Mushroom Magic

Perhaps best known among gardeners as the leading source for kits for growing edible mushrooms, Fungi Perfecti is also the place to look for help for beleaguered bee colonies. Since 2014, Paul Stamets has been working with entomologist Dr. Steve Sheppard, head of the Washington State University APIS Molecular Systematics Laboratory, exploring ways in which specific fungi may prove beneficial for honey bees. So far, for example, they’ve found that worker bees resist viral diseases and live longer when fed extracts of certain polypore mushrooms, perhaps in part because such extracts provide B vitamins and a wider range of phytochemicals, micronutrients, and myconutrients than the simple sugar syrups bees are usually fed. Another research effort involves introducing a fungal insect pathogen (Metarhizium spp.) to hives infested with Varroa mites. Bees easily groom away the fungal parasites, which prey heavily on the Varroa mites. Check the website for ongoing information about this and other fascinating fungal projects.

April Garden Warm Ups For Couch Potatoes

After a day of digging, I for one am definitely feeling at least a little of the daunting effects of age. I know I’m not alone, since at the first hint of spring, we gardeners all start bustling around, digging here, pulling up weeds there, carting bales of straw or bags of compost. Before we know it, the tweaks and twinges begin and by the next day, at least some of us will be too sore to walk properly. This year, instead of rushing out unprepared, take a little time to get yourself back in shape before attempting a full-on gardening day.

Here’s a great way to start you off on the right foot: First of all, find a place with safe footing and plenty of room for outstretched arms. Put on comfortable shoes and clothing that doesn’t bind. Next, holding a 5-pound potato bag in each hand, extend your arms straight out from your sides and hold them there as long as you can. Try for 30 seconds and work up to a full minute over the next few days. The following week, up your game by using 10-pound potato bags. Gradually work your way up to 20 pound bags, then go for the gold and see if you can manage 50 pound bags. Once you’re confident in your new abilities, put a potato in each bag and take it from there.

Here’s A Real Stretch

While April traditionally starts with silliness, it’s quite true that warm ups will boost your garden performance and leave you less achy later. Years ago, when arthritis cramped my style, the gentle stretching and slow movements of tai chi helped me get back in the garden. Whether you practice tai chi or simply work on stretching and balancing each day, it can make a dramatic difference. Just walking attentively, shifting weight through the feet, dropping the center of balance, keeping the lower back open, all work to restore some suppleness to stiffening backs and knees. I especially appreciate my balance practice when I have to bend, stoop, crouch or kneel, and even more when I pry myself up again. I can also highly recommend practicing a straight-backed squat rather than kneeling. Keeping your spine straight and elongated helps counteract the spinal compression caused by excess sitting time. (Who, me?)

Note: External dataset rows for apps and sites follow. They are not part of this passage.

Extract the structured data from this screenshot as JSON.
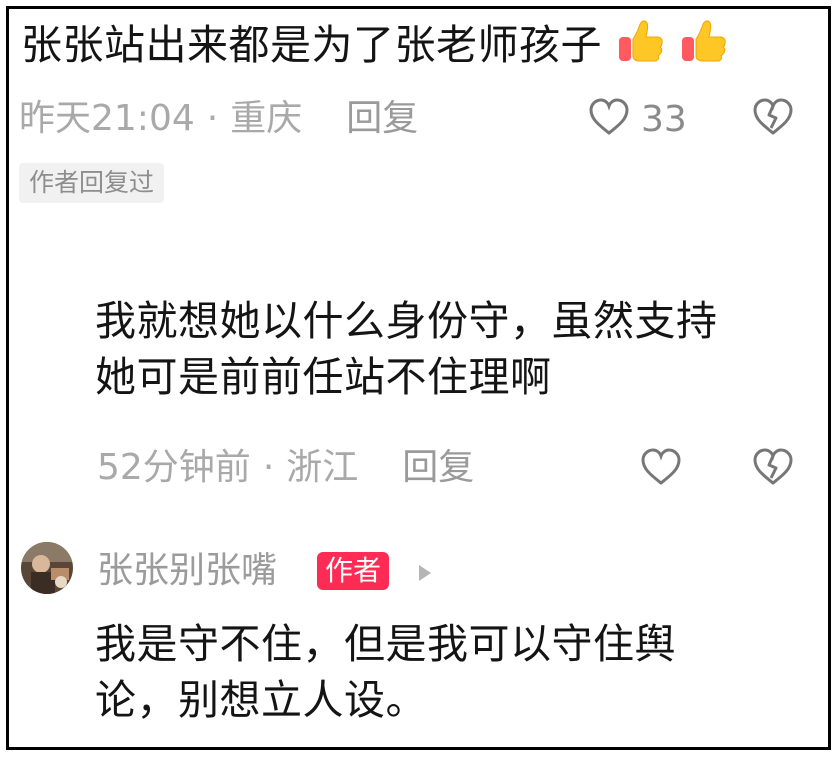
{
  "top_comment": {
    "text": "张张站出来都是为了张老师孩子",
    "emoji": [
      "thumbs-up",
      "thumbs-up"
    ],
    "time": "昨天21:04",
    "separator": "·",
    "location": "重庆",
    "reply_label": "回复",
    "like_count": "33",
    "author_replied_tag": "作者回复过"
  },
  "reply_1": {
    "line1": "我就想她以什么身份守，虽然支持",
    "line2": "她可是前前任站不住理啊",
    "time": "52分钟前",
    "separator": "·",
    "location": "浙江",
    "reply_label": "回复"
  },
  "author_reply": {
    "name": "张张别张嘴",
    "badge": "作者",
    "line1": "我是守不住，但是我可以守住舆",
    "line2": "论，别想立人设。"
  },
  "colors": {
    "badge_red": "#fe2c55",
    "meta_gray": "#a9a9a9",
    "text_black": "#141414"
  }
}
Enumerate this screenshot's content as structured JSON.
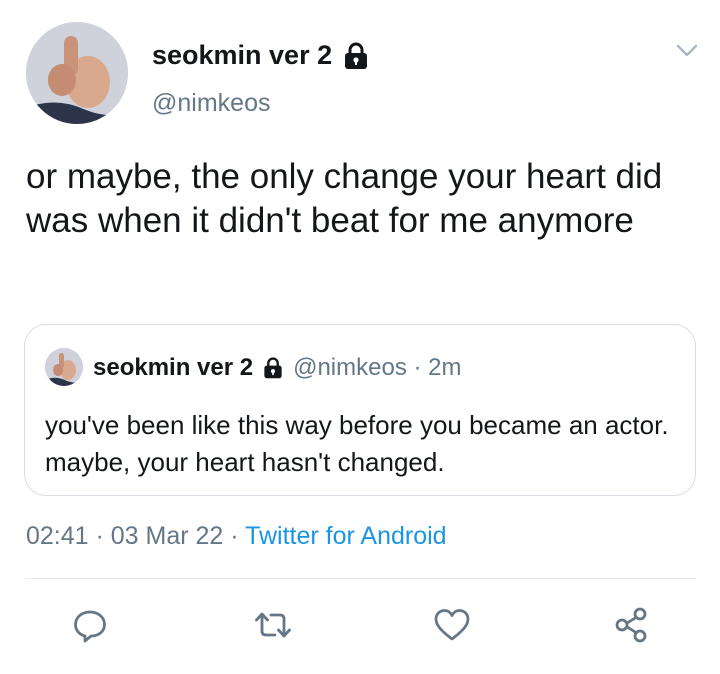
{
  "tweet": {
    "author": {
      "display_name": "seokmin ver 2",
      "handle": "@nimkeos"
    },
    "text": "or maybe, the only change your heart did was when it didn't beat for me anymore",
    "quoted": {
      "display_name": "seokmin ver 2",
      "handle": "@nimkeos",
      "meta": "@nimkeos · 2m",
      "time_ago": "2m",
      "text": "you've been like this way before you became an actor. maybe, your heart hasn't changed."
    },
    "time": "02:41",
    "date": "03 Mar 22",
    "timestamp_prefix": "02:41 · 03 Mar 22 · ",
    "source": "Twitter for Android"
  },
  "icons": {
    "lock": "lock-icon",
    "caret": "chevron-down-icon",
    "reply": "reply-icon",
    "retweet": "retweet-icon",
    "like": "heart-icon",
    "share": "share-icon"
  },
  "colors": {
    "text": "#14171a",
    "secondary": "#657786",
    "link": "#1b95e0",
    "border": "#d6dde3"
  }
}
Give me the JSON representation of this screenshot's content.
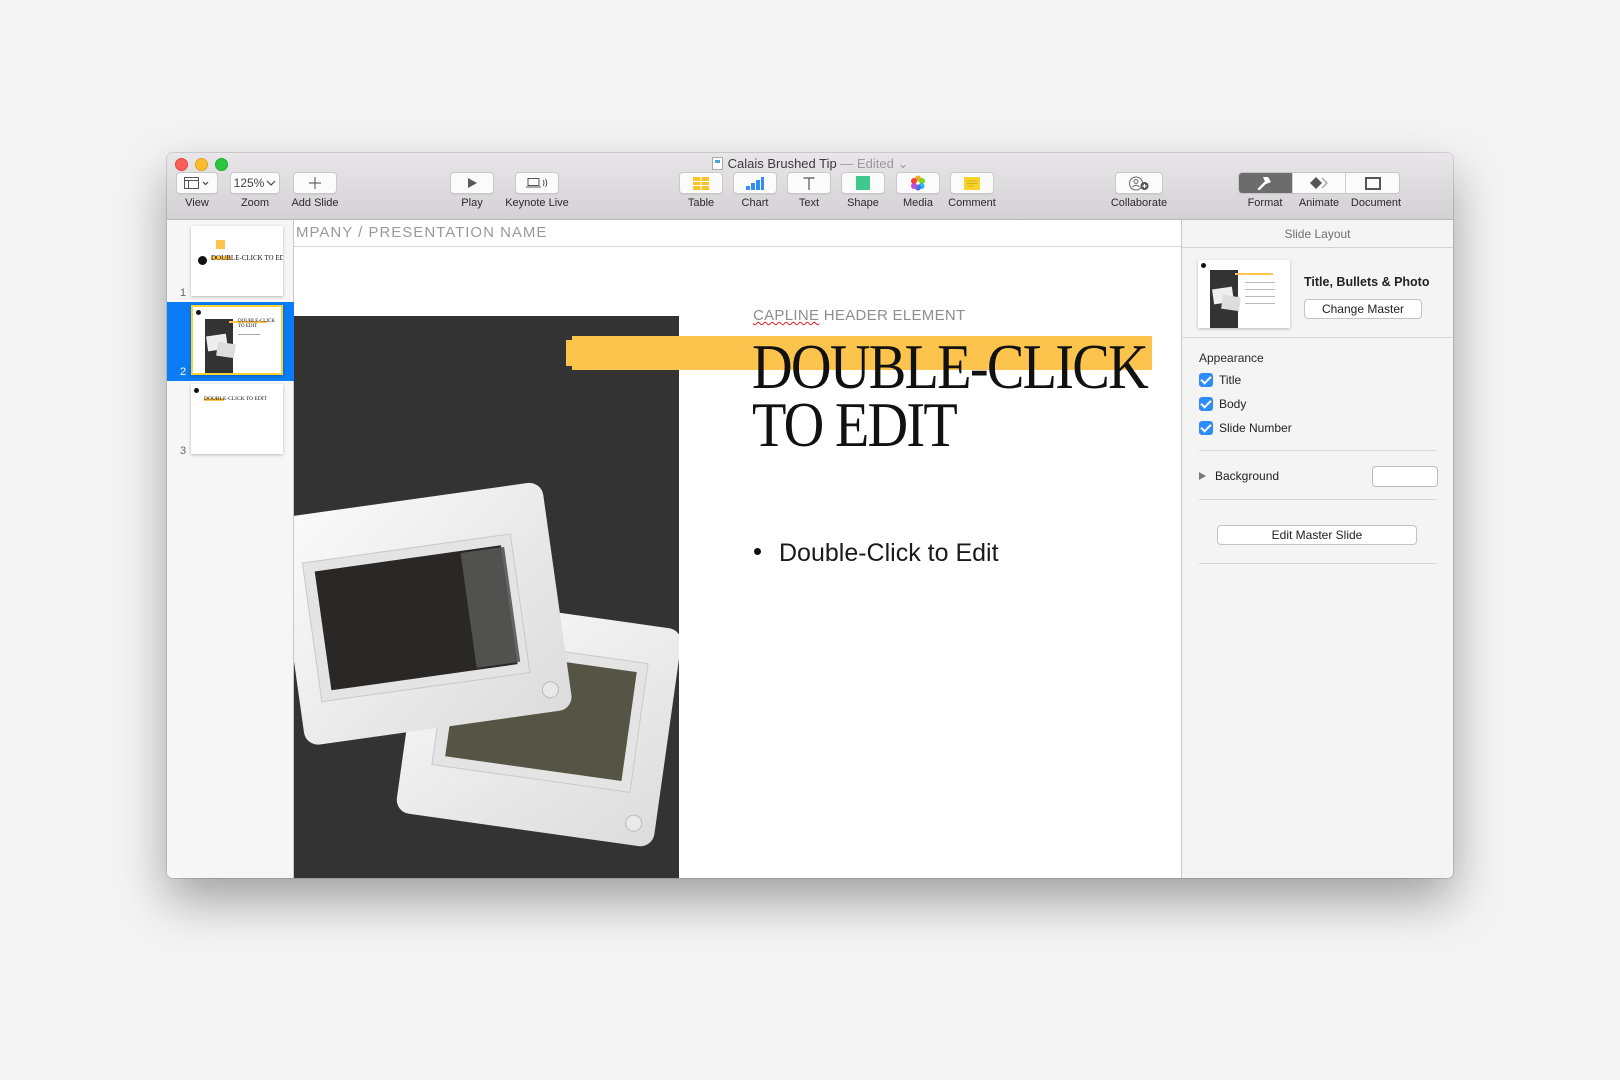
{
  "window": {
    "doc_title": "Calais Brushed Tip",
    "doc_status": "— Edited"
  },
  "toolbar": {
    "view": {
      "label": "View",
      "icon": "sidebar-layout-icon"
    },
    "zoom": {
      "label": "Zoom",
      "value": "125%"
    },
    "add_slide": {
      "label": "Add Slide",
      "icon": "plus-icon"
    },
    "play": {
      "label": "Play",
      "icon": "play-icon"
    },
    "keynote_live": {
      "label": "Keynote Live",
      "icon": "broadcast-icon"
    },
    "table": {
      "label": "Table",
      "icon": "table-icon",
      "color": "#f7c52b"
    },
    "chart": {
      "label": "Chart",
      "icon": "chart-icon",
      "color": "#2f8df3"
    },
    "text": {
      "label": "Text",
      "icon": "text-icon"
    },
    "shape": {
      "label": "Shape",
      "icon": "shape-icon",
      "color": "#3fc98d"
    },
    "media": {
      "label": "Media",
      "icon": "photos-icon"
    },
    "comment": {
      "label": "Comment",
      "icon": "comment-icon",
      "color": "#f7d32b"
    },
    "collaborate": {
      "label": "Collaborate",
      "icon": "collaborate-icon"
    },
    "format": {
      "label": "Format",
      "icon": "paintbrush-icon",
      "active": true
    },
    "animate": {
      "label": "Animate",
      "icon": "animate-icon"
    },
    "document": {
      "label": "Document",
      "icon": "document-icon"
    }
  },
  "navigator": {
    "slides": [
      {
        "number": "1",
        "title": "DOUBLE-CLICK TO EDIT"
      },
      {
        "number": "2",
        "title": "DOUBLE-CLICK TO EDIT",
        "selected": true
      },
      {
        "number": "3",
        "title": "DOUBLE-CLICK TO EDIT"
      }
    ]
  },
  "slide": {
    "header": "COMPANY / PRESENTATION NAME",
    "header_visible": "MPANY / PRESENTATION NAME",
    "caption_misspelled": "CAPLINE",
    "caption_rest": " HEADER ELEMENT",
    "title_line1": "DOUBLE-CLICK",
    "title_line2": "TO EDIT",
    "bullet": "Double-Click to Edit",
    "accent_color": "#fcc44c"
  },
  "inspector": {
    "tab": "Slide Layout",
    "layout_name": "Title, Bullets & Photo",
    "change_master": "Change Master",
    "appearance_label": "Appearance",
    "appearance": [
      {
        "label": "Title",
        "checked": true
      },
      {
        "label": "Body",
        "checked": true
      },
      {
        "label": "Slide Number",
        "checked": true
      }
    ],
    "background_label": "Background",
    "edit_master": "Edit Master Slide"
  }
}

To prevent soreness, warm up all your joints before gardening. A few minutes of Saturday warmups can pay off all week! Start with 10 neck rolls, avoiding the backward position (tilt an ear to your shoulder, tuck your chin on your chest, then roll the other ear to its shoulder). Next, circle both shoulders 10 times, forwards and backwards. Raise your arms and rotate them at shoulder height 10 times in each directions. Now, with your arms at your sides, lightly clench your hands and circle your wrists 10 times forwards and backwards, then squeeze and release your hands 10 times. Shake out your hands lightly; they should tingle just a bit. To loosen the waist, do 10 hip circles in each direction (like using a hula hoop). Shake out each leg for a few seconds and jump almost-but-not-quite off the ground on both feet together 10 times. Gently shake out your hands and arms again for 5 seconds. After all that, you should feel brisk and warm, with all joints loosened up and ready for action. Onward!

 

Posted in Garden Prep, Pollinators, Soil, Sustainable Gardening, Sustainable Living | Tagged , , , | Leave a comment